| WHAT IS NEEDED |
Check every line below, and copy those that include "type".

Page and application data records

________________________________________

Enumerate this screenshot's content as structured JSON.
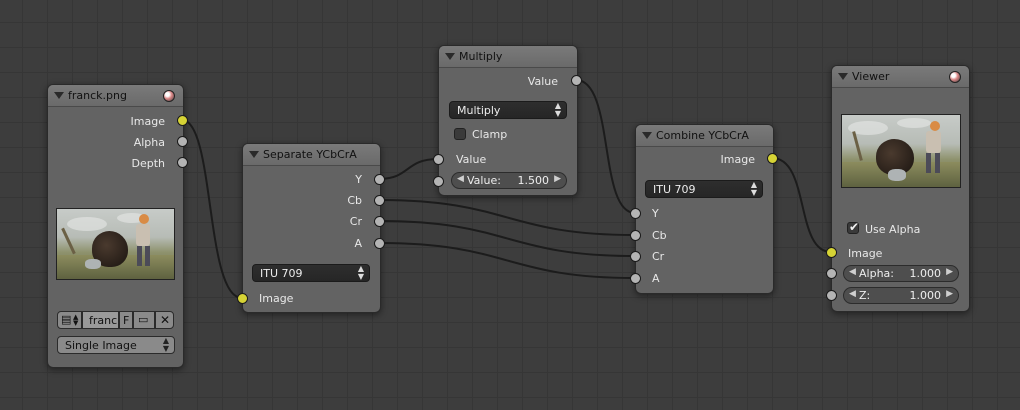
{
  "nodes": {
    "image": {
      "title": "franck.png",
      "outputs": [
        "Image",
        "Alpha",
        "Depth"
      ],
      "file_name": "franc",
      "fake_user": "F",
      "source_options_selected": "Single Image"
    },
    "separate": {
      "title": "Separate YCbCrA",
      "outputs": [
        "Y",
        "Cb",
        "Cr",
        "A"
      ],
      "mode": "ITU 709",
      "input": "Image"
    },
    "multiply": {
      "title": "Multiply",
      "output": "Value",
      "operation": "Multiply",
      "clamp_label": "Clamp",
      "input_value_label": "Value",
      "value_field_label": "Value:",
      "value_field_value": "1.500"
    },
    "combine": {
      "title": "Combine YCbCrA",
      "output": "Image",
      "mode": "ITU 709",
      "inputs": [
        "Y",
        "Cb",
        "Cr",
        "A"
      ]
    },
    "viewer": {
      "title": "Viewer",
      "use_alpha_label": "Use Alpha",
      "input_image": "Image",
      "alpha_label": "Alpha:",
      "alpha_value": "1.000",
      "z_label": "Z:",
      "z_value": "1.000"
    }
  },
  "colors": {
    "image_socket": "#d6d335",
    "value_socket": "#b4b4b4",
    "wire": "#1a1a1a",
    "node_body": "#636363",
    "background": "#3d3d3d"
  },
  "icons": [
    "collapse-arrow-icon",
    "sphere-preview-icon",
    "image-browse-icon",
    "folder-icon",
    "close-icon",
    "check-icon"
  ]
}
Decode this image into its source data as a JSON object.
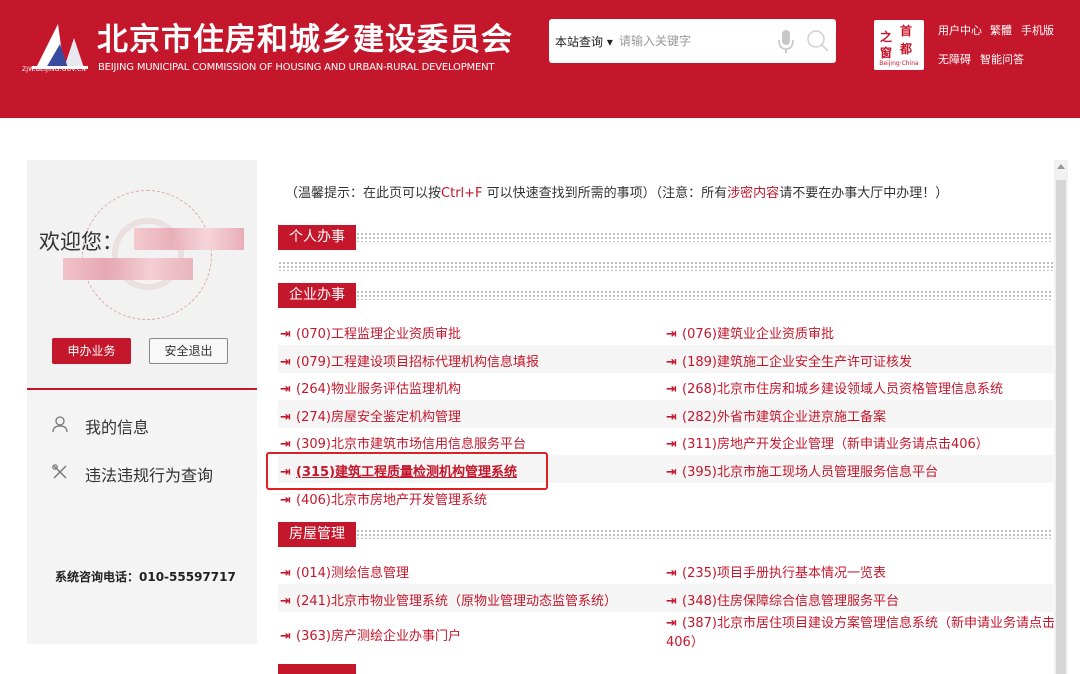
{
  "header": {
    "url": "ZJW.BEIJING.GOV.CN",
    "title": "北京市住房和城乡建设委员会",
    "subtitle": "BEIJING MUNICIPAL COMMISSION OF HOUSING AND URBAN-RURAL DEVELOPMENT",
    "search_scope": "本站查询",
    "search_placeholder": "请输入关键字",
    "capital_logo": {
      "c1": "首",
      "c2": "都",
      "c3": "之",
      "c4": "窗",
      "sub": "Beijing·China"
    },
    "links": {
      "user_center": "用户中心",
      "traditional": "繁體",
      "mobile": "手机版",
      "accessible": "无障碍",
      "smart_qa": "智能问答"
    }
  },
  "sidebar": {
    "welcome": "欢迎您：",
    "apply_button": "申办业务",
    "logout_button": "安全退出",
    "menu": [
      {
        "label": "我的信息"
      },
      {
        "label": "违法违规行为查询"
      }
    ],
    "hotline": "系统咨询电话：010-55597717"
  },
  "tip": {
    "part1": "（温馨提示：在此页可以按",
    "hotkey": "Ctrl+F",
    "part2": " 可以快速查找到所需的事项）（注意：所有",
    "secret": "涉密内容",
    "part3": "请不要在办事大厅中办理！）"
  },
  "sections": {
    "personal": "个人办事",
    "enterprise": "企业办事",
    "housing": "房屋管理"
  },
  "enterprise_items": [
    [
      "(070)工程监理企业资质审批",
      "(076)建筑业企业资质审批"
    ],
    [
      "(079)工程建设项目招标代理机构信息填报",
      "(189)建筑施工企业安全生产许可证核发"
    ],
    [
      "(264)物业服务评估监理机构",
      "(268)北京市住房和城乡建设领域人员资格管理信息系统"
    ],
    [
      "(274)房屋安全鉴定机构管理",
      "(282)外省市建筑企业进京施工备案"
    ],
    [
      "(309)北京市建筑市场信用信息服务平台",
      "(311)房地产开发企业管理（新申请业务请点击406）"
    ],
    [
      "(315)建筑工程质量检测机构管理系统",
      "(395)北京市施工现场人员管理服务信息平台"
    ],
    [
      "(406)北京市房地产开发管理系统",
      ""
    ]
  ],
  "housing_items": [
    [
      "(014)测绘信息管理",
      "(235)项目手册执行基本情况一览表"
    ],
    [
      "(241)北京市物业管理系统（原物业管理动态监管系统）",
      "(348)住房保障综合信息管理服务平台"
    ],
    [
      "(363)房产测绘企业办事门户",
      "(387)北京市居住项目建设方案管理信息系统（新申请业务请点击406）"
    ]
  ],
  "arrow_glyph": "⇥",
  "colors": {
    "brand_red": "#c4172c",
    "highlight": "#e02020"
  }
}
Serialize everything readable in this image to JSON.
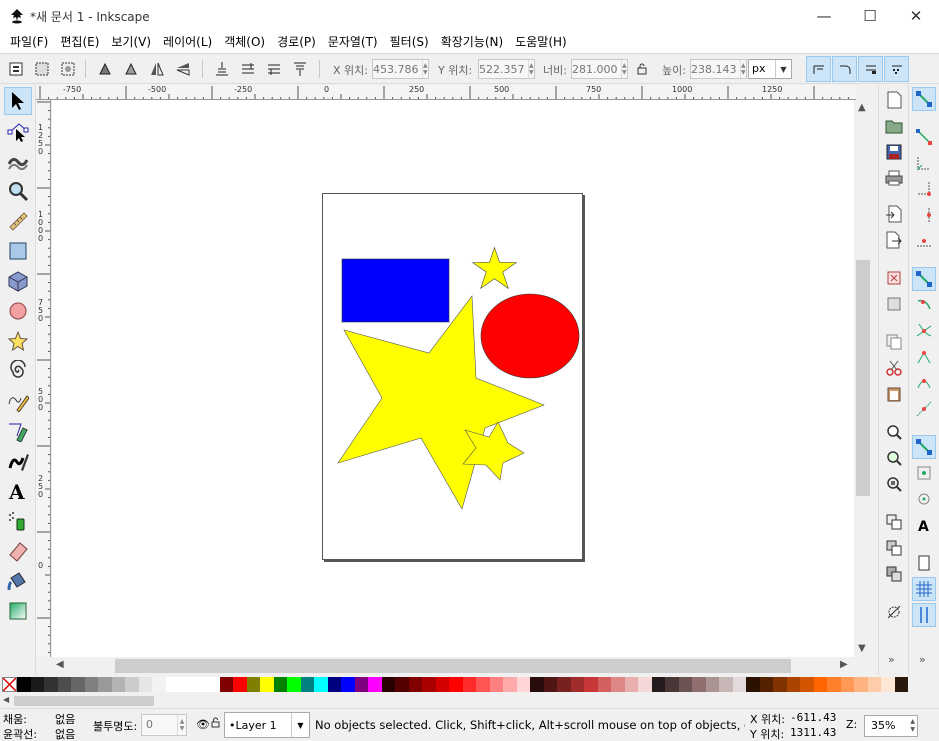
{
  "window": {
    "title": "*새 문서 1 - Inkscape",
    "minimize": "—",
    "maximize": "☐",
    "close": "✕"
  },
  "menu": [
    "파일(F)",
    "편집(E)",
    "보기(V)",
    "레이어(L)",
    "객체(O)",
    "경로(P)",
    "문자열(T)",
    "필터(S)",
    "확장기능(N)",
    "도움말(H)"
  ],
  "toolctl": {
    "x_label": "X 위치:",
    "x_value": "453.786",
    "y_label": "Y 위치:",
    "y_value": "522.357",
    "w_label": "너비:",
    "w_value": "281.000",
    "h_label": "높이:",
    "h_value": "238.143",
    "unit": "px"
  },
  "rulers": {
    "h_labels": [
      "-750",
      "-500",
      "-250",
      "0",
      "250",
      "500",
      "750",
      "1000",
      "1250"
    ],
    "v_labels": [
      "1250",
      "1000",
      "750",
      "500",
      "250",
      "0"
    ]
  },
  "shapes": [
    {
      "type": "rect",
      "fill": "#0000ff"
    },
    {
      "type": "star-small",
      "fill": "#ffff00"
    },
    {
      "type": "ellipse",
      "fill": "#ff0000"
    },
    {
      "type": "star-large",
      "fill": "#ffff00"
    },
    {
      "type": "star-medium",
      "fill": "#ffff00"
    }
  ],
  "palette": [
    "#000000",
    "#1a1a1a",
    "#333333",
    "#4d4d4d",
    "#666666",
    "#808080",
    "#999999",
    "#b3b3b3",
    "#cccccc",
    "#e6e6e6",
    "#f2f2f2",
    "#ffffff",
    "#ffffff",
    "#ffffff",
    "#ffffff",
    "#800000",
    "#ff0000",
    "#808000",
    "#ffff00",
    "#008000",
    "#00ff00",
    "#008080",
    "#00ffff",
    "#000080",
    "#0000ff",
    "#800080",
    "#ff00ff",
    "#2b0000",
    "#550000",
    "#800000",
    "#aa0000",
    "#d40000",
    "#ff0000",
    "#ff2a2a",
    "#ff5555",
    "#ff8080",
    "#ffaaaa",
    "#ffd5d5",
    "#280b0b",
    "#501616",
    "#782121",
    "#a02c2c",
    "#c83737",
    "#d35f5f",
    "#de8787",
    "#e9afaf",
    "#f4d7d7",
    "#241c1c",
    "#483737",
    "#6c5353",
    "#916f6f",
    "#ac9393",
    "#c8b7b7",
    "#e3dbdb",
    "#2b1100",
    "#552200",
    "#803300",
    "#aa4400",
    "#d45500",
    "#ff6600",
    "#ff7f2a",
    "#ff9955",
    "#ffb380",
    "#ffccaa",
    "#ffe6d5",
    "#28170b"
  ],
  "status": {
    "fill_label": "채움:",
    "fill_value": "없음",
    "stroke_label": "윤곽선:",
    "stroke_value": "없음",
    "opacity_label": "불투명도:",
    "opacity_value": "0",
    "layer": "•Layer 1",
    "message": "No objects selected. Click, Shift+click, Alt+scroll mouse on top of objects, or dr",
    "x_label": "X 위치:",
    "x_value": "-611.43",
    "y_label": "Y 위치:",
    "y_value": "1311.43",
    "zoom_label": "Z:",
    "zoom_value": "35%"
  }
}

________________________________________

| ANSWER TO THE PROBLEM |
      "type": "rect",
      "type": "star-small",
      "type": "ellipse",
      "type": "star-large",
      "type": "star-medium",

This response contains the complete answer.